As some of you know, I am a cruise ship/liner nut, and I enjoy seeking out little-known areas on my cruises. Does anyone know of any areas on Norwegian Jade that might satisfy my curiosity? I'm thinking of areas such as little-used doors to outside decks, out-of-the-way stair towers (indoors or out), any not-so-obvious remnants from her Pride of Hawai'i days, anything that might not be on the deck plans? My only stipulation is that I won't have to break any rules to get there. (In other words, the brig is not on the wish list. )
Thank you, 3 Cruise Virgins, and welcome to cruise-chat.com. Actually, I did find something pretty cool. The ship, as Pride of Hawai'i (POH), was built without a casino. So, prior to my cruise, I compared POH and N. Jade deck plans to learn what had previously occupied the space that the casino on N. Jade was now situated. Turns out the space had previously contained cabins...so, when onboard, I set out to find any evidence that cabins had once been there. It didn't take long. A couple of glances port and starboard, behind sheer curtains, revealed the small, oblong windows that those of us who have sailed in standard oceanview cabins are quite familiar. (Yes, it doesn't take much to make me happy on a ship.)
Lisa, you would have loved the old S.S. Independence. That poor ol' ship had been reconfigured so many times it's a wonder anything still worked. It was like a maze; getting anyplace on it was a challenge: hallways that dead-ended; stairs that went nowhere; doors that had been welded shut--it was the Winchester House of ships.
I cruised around the Hawaiian Islands on her in 1994; she had just come from an umpteen million dollar refurbishment and the joke of the cruise was, "well, that was a nice start." As we were going up the gangway, other passengers were coming back down muttering things like, "i'm not going anywhere on this tub." (not a good sign)
As it turned out, we got a 50% refund on our cruise fare due to "numerous inconveniences." In spit of it all, my son, who was 11 at the time and I had a ball--the most fun we've had together. . . .ever.
Rick, I would have loved the opportunity to have sailed her, for the reasons you mention in your first paragraph (aside from her history). And, what marvelous memories for you and your son!
Reminds me of my favorite ship, SS SeaBreeze, built as Federico C for Costa in the late 1950s. She'd been refurbished a few times over the years, first by Costa in the late 1960s, and then by subsequent owners Premier, Dolphin, and Premier again. Among the changes were the replacement of a second outdoor promenade (with cabins, I believe) and the addition of a partial deck of cabins forward that was accessible from the outside only. There were also the remnants of her once-three-class configuration -- dead-end hallways, stairwells that serviced only two or three decks. How I loved her!

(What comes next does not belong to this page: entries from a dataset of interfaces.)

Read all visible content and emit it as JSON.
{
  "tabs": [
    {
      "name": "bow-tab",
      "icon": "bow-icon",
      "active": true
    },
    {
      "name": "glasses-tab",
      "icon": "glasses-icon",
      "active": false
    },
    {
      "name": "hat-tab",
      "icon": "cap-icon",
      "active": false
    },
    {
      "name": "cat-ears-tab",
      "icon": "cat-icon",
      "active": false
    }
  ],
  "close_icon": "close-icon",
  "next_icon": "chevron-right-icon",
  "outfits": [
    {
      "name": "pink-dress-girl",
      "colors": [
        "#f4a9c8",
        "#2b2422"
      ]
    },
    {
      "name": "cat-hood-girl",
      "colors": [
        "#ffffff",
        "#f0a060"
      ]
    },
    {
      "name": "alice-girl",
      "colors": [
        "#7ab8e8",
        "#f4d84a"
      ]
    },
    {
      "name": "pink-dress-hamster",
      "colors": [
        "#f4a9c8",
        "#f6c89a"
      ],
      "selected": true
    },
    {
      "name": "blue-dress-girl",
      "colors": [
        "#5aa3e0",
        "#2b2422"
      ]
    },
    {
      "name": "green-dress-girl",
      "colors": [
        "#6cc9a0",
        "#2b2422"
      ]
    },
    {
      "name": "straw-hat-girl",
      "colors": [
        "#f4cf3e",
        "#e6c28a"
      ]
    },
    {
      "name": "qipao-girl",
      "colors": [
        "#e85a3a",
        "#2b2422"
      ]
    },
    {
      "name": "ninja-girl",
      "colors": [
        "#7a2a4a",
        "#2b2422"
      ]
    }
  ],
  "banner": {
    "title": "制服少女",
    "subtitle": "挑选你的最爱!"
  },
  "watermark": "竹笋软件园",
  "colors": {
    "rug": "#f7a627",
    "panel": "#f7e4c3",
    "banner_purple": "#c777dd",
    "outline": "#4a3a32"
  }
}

I'll share, very quickly, a favorite NCL find. It was on Norwegian Dream in 2008. We had also been onboard the ship in 1995, years before she was stretched. Part of the new addition was a new midships dining room. The location of the old dining room was then filled with cabins. So... I checked it out. Sure enough, the vertical support beams for the original dining room were still in place, right there in the cabin corridor. I wonder what the other pax thought when they saw me moving from one to another going on and on about my discovery while my husband photographed me with the evidence.